Lines that include the string "persona" are the ones to copy from the entries below.

### GIVEN RECORDS
—————

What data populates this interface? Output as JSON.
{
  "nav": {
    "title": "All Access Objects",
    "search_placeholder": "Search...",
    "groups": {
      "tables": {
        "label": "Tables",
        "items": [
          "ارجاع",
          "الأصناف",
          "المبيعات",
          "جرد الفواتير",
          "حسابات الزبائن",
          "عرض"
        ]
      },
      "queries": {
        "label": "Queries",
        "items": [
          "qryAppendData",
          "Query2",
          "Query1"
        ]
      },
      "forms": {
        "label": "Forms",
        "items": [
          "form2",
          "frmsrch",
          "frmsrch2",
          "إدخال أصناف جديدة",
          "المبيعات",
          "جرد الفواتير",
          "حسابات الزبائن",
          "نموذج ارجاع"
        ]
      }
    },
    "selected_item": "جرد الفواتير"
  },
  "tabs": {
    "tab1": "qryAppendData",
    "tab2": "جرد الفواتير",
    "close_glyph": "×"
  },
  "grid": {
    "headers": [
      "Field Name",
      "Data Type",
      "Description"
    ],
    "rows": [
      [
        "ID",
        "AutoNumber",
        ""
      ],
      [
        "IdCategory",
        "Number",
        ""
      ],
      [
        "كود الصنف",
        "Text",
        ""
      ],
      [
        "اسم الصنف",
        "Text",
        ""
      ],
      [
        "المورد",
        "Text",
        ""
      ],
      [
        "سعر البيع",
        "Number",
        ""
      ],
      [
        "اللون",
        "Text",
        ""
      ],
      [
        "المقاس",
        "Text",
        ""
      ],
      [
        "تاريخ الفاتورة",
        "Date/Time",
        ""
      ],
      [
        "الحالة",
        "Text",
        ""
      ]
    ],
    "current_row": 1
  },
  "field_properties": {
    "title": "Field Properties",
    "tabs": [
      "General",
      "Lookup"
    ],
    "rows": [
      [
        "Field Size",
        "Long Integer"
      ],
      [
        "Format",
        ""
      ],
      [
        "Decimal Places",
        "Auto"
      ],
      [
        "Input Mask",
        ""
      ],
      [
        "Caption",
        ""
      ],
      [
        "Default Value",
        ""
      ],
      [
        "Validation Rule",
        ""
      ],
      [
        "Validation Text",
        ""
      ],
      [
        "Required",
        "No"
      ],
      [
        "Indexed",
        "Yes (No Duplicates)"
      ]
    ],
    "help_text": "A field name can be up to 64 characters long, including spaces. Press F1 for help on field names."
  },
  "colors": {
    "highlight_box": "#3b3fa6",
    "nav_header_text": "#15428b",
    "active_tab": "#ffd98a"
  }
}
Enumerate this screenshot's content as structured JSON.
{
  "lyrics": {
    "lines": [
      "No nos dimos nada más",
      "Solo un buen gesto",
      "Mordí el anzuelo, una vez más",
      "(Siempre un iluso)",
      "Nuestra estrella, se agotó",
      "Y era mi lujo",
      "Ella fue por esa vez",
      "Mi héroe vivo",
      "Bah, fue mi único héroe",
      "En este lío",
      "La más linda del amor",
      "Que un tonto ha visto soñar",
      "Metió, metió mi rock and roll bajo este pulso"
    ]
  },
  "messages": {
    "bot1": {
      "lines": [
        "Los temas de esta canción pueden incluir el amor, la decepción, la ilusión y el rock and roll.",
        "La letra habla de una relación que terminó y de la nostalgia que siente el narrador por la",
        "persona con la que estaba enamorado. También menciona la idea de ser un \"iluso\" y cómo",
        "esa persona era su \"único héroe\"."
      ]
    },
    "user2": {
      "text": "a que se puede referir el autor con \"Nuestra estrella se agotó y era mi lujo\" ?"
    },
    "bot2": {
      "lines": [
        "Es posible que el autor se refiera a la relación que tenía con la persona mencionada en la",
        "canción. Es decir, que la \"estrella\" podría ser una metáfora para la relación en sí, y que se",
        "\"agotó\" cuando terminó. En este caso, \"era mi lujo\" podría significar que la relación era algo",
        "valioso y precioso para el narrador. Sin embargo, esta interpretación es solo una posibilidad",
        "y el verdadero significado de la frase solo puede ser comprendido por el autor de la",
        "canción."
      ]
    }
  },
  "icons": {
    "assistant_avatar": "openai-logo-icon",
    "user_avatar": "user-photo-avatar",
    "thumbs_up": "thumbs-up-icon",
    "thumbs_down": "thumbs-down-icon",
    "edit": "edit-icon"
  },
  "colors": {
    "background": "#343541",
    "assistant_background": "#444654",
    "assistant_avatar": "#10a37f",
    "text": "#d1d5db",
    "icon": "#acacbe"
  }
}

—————

### EXPECTED ANSWER
        "persona con la que estaba enamorado. También menciona la idea de ser un \"iluso\" y cómo",
        "esa persona era su \"único héroe\"."
        "Es posible que el autor se refiera a la relación que tenía con la persona mencionada en la",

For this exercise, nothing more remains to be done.